- Work instructions -
Output every record below exactly as it appears.
[Start of Attachment]
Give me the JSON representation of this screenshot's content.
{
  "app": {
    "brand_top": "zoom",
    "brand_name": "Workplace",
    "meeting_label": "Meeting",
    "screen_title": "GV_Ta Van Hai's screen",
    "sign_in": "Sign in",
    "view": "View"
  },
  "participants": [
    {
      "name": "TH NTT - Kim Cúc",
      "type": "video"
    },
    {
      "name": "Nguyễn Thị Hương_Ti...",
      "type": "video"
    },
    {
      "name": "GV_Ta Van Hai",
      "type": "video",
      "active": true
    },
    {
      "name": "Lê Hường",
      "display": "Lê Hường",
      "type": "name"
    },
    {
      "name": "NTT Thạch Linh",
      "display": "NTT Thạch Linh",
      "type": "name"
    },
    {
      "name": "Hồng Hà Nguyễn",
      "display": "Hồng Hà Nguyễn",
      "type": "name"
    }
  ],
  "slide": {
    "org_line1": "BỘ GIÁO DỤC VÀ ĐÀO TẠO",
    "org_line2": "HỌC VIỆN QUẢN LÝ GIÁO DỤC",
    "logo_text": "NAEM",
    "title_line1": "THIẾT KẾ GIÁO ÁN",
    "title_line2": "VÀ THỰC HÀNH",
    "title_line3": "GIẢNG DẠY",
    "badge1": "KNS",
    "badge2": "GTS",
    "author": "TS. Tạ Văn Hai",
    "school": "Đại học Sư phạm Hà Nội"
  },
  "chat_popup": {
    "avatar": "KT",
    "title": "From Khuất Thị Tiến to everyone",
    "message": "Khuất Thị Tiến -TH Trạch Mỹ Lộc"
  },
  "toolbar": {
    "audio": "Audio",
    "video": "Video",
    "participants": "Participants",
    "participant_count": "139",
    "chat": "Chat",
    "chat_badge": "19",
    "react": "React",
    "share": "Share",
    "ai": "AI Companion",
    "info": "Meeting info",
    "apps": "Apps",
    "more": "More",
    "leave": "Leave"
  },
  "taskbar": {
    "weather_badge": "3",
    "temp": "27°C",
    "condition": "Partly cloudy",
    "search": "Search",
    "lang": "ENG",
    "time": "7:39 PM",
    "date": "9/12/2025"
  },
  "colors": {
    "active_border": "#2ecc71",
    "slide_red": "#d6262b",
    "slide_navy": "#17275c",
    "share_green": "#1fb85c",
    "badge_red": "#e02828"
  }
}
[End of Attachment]
- Output of the task -
Give me the JSON representation of this screenshot's content.
{
  "app": {
    "brand_top": "zoom",
    "brand_name": "Workplace",
    "meeting_label": "Meeting",
    "screen_title": "GV_Ta Van Hai's screen",
    "sign_in": "Sign in",
    "view": "View"
  },
  "participants": [
    {
      "name": "TH NTT - Kim Cúc",
      "type": "video"
    },
    {
      "name": "Nguyễn Thị Hương_Ti...",
      "type": "video"
    },
    {
      "name": "GV_Ta Van Hai",
      "type": "video",
      "active": true
    },
    {
      "name": "Lê Hường",
      "display": "Lê Hường",
      "type": "name"
    },
    {
      "name": "NTT Thạch Linh",
      "display": "NTT Thạch Linh",
      "type": "name"
    },
    {
      "name": "Hồng Hà Nguyễn",
      "display": "Hồng Hà Nguyễn",
      "type": "name"
    }
  ],
  "slide": {
    "org_line1": "BỘ GIÁO DỤC VÀ ĐÀO TẠO",
    "org_line2": "HỌC VIỆN QUẢN LÝ GIÁO DỤC",
    "logo_text": "NAEM",
    "title_line1": "THIẾT KẾ GIÁO ÁN",
    "title_line2": "VÀ THỰC HÀNH",
    "title_line3": "GIẢNG DẠY",
    "badge1": "KNS",
    "badge2": "GTS",
    "author": "TS. Tạ Văn Hai",
    "school": "Đại học Sư phạm Hà Nội"
  },
  "chat_popup": {
    "avatar": "KT",
    "title": "From Khuất Thị Tiến to everyone",
    "message": "Khuất Thị Tiến -TH Trạch Mỹ Lộc"
  },
  "toolbar": {
    "audio": "Audio",
    "video": "Video",
    "participants": "Participants",
    "participant_count": "139",
    "chat": "Chat",
    "chat_badge": "19",
    "react": "React",
    "share": "Share",
    "ai": "AI Companion",
    "info": "Meeting info",
    "apps": "Apps",
    "more": "More",
    "leave": "Leave"
  },
  "taskbar": {
    "weather_badge": "3",
    "temp": "27°C",
    "condition": "Partly cloudy",
    "search": "Search",
    "lang": "ENG",
    "time": "7:39 PM",
    "date": "9/12/2025"
  },
  "colors": {
    "active_border": "#2ecc71",
    "slide_red": "#d6262b",
    "slide_navy": "#17275c",
    "share_green": "#1fb85c",
    "badge_red": "#e02828"
  }
}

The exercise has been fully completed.